[[ EXTRACTED MATERIAL open ]]

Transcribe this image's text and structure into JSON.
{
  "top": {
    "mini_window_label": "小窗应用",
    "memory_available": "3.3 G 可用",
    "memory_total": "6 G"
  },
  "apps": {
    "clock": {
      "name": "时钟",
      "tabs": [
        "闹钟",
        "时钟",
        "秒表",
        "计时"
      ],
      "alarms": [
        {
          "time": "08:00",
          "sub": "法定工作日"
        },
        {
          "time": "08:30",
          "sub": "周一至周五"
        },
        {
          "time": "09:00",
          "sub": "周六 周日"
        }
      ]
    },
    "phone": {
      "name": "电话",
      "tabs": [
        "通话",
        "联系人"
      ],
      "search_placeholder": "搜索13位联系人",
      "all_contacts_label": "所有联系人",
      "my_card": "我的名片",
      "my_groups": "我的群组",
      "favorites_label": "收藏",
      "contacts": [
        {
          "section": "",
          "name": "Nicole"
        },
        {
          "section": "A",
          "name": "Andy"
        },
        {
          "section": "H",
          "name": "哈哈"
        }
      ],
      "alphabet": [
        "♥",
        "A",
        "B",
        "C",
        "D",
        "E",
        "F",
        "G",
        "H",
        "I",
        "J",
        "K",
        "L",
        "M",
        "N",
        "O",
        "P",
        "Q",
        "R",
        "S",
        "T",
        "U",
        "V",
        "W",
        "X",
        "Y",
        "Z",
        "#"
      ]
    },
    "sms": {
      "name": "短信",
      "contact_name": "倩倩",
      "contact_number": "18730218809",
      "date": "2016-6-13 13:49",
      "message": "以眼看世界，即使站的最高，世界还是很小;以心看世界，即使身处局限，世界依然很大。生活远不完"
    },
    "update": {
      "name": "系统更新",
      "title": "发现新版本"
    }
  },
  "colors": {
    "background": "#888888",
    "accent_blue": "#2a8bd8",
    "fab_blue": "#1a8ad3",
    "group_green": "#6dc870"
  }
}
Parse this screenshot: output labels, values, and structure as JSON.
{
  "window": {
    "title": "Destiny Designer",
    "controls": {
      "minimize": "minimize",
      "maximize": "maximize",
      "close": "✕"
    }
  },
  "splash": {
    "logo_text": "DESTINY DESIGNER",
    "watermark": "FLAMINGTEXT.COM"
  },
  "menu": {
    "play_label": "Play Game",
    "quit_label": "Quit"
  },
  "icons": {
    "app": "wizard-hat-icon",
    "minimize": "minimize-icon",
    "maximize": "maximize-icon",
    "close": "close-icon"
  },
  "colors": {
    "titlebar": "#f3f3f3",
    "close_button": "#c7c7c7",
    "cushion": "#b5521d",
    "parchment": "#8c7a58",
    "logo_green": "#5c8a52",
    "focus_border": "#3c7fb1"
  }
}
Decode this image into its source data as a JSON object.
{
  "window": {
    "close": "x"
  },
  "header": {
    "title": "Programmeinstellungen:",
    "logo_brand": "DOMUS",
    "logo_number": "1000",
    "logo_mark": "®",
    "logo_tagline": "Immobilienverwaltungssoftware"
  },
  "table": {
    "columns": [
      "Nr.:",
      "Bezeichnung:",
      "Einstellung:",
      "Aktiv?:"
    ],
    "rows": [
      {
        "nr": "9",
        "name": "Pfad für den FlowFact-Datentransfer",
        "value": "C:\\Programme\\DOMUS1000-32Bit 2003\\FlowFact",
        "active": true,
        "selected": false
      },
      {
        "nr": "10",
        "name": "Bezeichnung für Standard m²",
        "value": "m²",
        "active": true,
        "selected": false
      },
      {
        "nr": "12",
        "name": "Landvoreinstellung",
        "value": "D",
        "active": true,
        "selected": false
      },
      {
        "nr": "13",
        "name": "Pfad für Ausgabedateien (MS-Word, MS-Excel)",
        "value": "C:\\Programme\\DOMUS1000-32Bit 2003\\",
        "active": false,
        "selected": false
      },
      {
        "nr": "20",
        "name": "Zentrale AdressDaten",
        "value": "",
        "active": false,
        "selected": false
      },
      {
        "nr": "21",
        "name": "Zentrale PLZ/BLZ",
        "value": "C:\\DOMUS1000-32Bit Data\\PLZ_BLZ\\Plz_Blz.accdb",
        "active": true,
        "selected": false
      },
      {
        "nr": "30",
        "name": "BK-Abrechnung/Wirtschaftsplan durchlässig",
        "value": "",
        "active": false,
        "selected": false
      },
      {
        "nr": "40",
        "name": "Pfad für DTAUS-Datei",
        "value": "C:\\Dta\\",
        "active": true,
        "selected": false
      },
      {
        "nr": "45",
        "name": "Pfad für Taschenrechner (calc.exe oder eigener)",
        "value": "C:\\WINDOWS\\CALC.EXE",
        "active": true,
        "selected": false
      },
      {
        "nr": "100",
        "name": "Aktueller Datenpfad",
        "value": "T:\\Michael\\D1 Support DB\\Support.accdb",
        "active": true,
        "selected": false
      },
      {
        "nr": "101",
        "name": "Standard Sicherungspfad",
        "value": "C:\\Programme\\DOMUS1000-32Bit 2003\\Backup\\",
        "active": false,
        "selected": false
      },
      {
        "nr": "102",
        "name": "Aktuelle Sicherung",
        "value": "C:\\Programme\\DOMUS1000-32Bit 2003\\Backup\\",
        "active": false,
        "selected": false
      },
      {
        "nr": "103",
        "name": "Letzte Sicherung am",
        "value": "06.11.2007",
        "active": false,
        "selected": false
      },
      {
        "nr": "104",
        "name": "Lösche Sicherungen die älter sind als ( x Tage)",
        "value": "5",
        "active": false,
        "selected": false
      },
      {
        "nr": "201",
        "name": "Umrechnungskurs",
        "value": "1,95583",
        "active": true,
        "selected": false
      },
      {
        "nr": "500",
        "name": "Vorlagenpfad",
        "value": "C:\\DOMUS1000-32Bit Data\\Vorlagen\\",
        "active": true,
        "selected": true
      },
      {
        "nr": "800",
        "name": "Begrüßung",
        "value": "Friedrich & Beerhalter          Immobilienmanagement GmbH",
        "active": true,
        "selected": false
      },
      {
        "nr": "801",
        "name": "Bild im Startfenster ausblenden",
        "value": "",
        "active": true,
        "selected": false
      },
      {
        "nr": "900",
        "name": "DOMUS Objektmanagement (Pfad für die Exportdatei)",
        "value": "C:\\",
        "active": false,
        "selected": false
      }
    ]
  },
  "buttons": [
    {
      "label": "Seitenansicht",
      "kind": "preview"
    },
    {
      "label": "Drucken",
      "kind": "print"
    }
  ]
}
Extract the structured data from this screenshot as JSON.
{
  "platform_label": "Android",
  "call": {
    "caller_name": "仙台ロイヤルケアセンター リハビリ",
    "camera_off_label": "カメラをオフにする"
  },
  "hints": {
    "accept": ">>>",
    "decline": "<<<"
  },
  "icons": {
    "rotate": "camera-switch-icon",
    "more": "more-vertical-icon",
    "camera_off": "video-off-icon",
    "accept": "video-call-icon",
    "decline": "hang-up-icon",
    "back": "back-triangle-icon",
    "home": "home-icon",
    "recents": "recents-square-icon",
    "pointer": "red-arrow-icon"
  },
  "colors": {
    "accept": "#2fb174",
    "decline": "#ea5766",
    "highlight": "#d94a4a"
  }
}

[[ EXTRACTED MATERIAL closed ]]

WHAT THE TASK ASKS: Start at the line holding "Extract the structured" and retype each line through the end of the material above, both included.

YOUR RESPONSE:
Extract the structured data from this screenshot as JSON.
{
  "platform_label": "Android",
  "call": {
    "caller_name": "仙台ロイヤルケアセンター リハビリ",
    "camera_off_label": "カメラをオフにする"
  },
  "hints": {
    "accept": ">>>",
    "decline": "<<<"
  },
  "icons": {
    "rotate": "camera-switch-icon",
    "more": "more-vertical-icon",
    "camera_off": "video-off-icon",
    "accept": "video-call-icon",
    "decline": "hang-up-icon",
    "back": "back-triangle-icon",
    "home": "home-icon",
    "recents": "recents-square-icon",
    "pointer": "red-arrow-icon"
  },
  "colors": {
    "accept": "#2fb174",
    "decline": "#ea5766",
    "highlight": "#d94a4a"
  }
}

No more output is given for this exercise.